[Dataset entries]
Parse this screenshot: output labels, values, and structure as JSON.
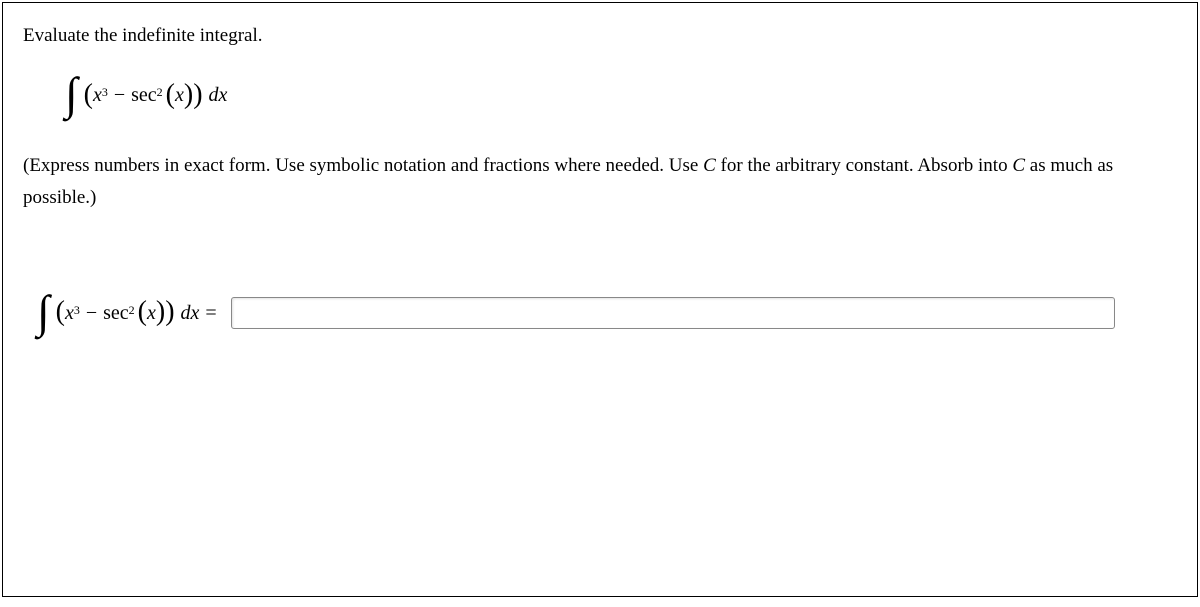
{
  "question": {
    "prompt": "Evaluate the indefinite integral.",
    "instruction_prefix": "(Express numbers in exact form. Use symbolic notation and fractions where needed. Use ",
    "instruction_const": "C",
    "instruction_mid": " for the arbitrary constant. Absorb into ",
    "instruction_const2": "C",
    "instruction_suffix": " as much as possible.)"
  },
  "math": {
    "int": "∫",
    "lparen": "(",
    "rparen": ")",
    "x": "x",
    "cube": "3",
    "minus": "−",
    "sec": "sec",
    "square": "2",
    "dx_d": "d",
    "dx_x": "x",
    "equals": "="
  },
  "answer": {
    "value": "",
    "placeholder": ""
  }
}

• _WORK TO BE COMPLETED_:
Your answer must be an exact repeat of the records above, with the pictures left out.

• _THE COMPLETED TASK_:
Parse this screenshot: output labels, values, and structure as JSON.
{
  "question": {
    "prompt": "Evaluate the indefinite integral.",
    "instruction_prefix": "(Express numbers in exact form. Use symbolic notation and fractions where needed. Use ",
    "instruction_const": "C",
    "instruction_mid": " for the arbitrary constant. Absorb into ",
    "instruction_const2": "C",
    "instruction_suffix": " as much as possible.)"
  },
  "math": {
    "int": "∫",
    "lparen": "(",
    "rparen": ")",
    "x": "x",
    "cube": "3",
    "minus": "−",
    "sec": "sec",
    "square": "2",
    "dx_d": "d",
    "dx_x": "x",
    "equals": "="
  },
  "answer": {
    "value": "",
    "placeholder": ""
  }
}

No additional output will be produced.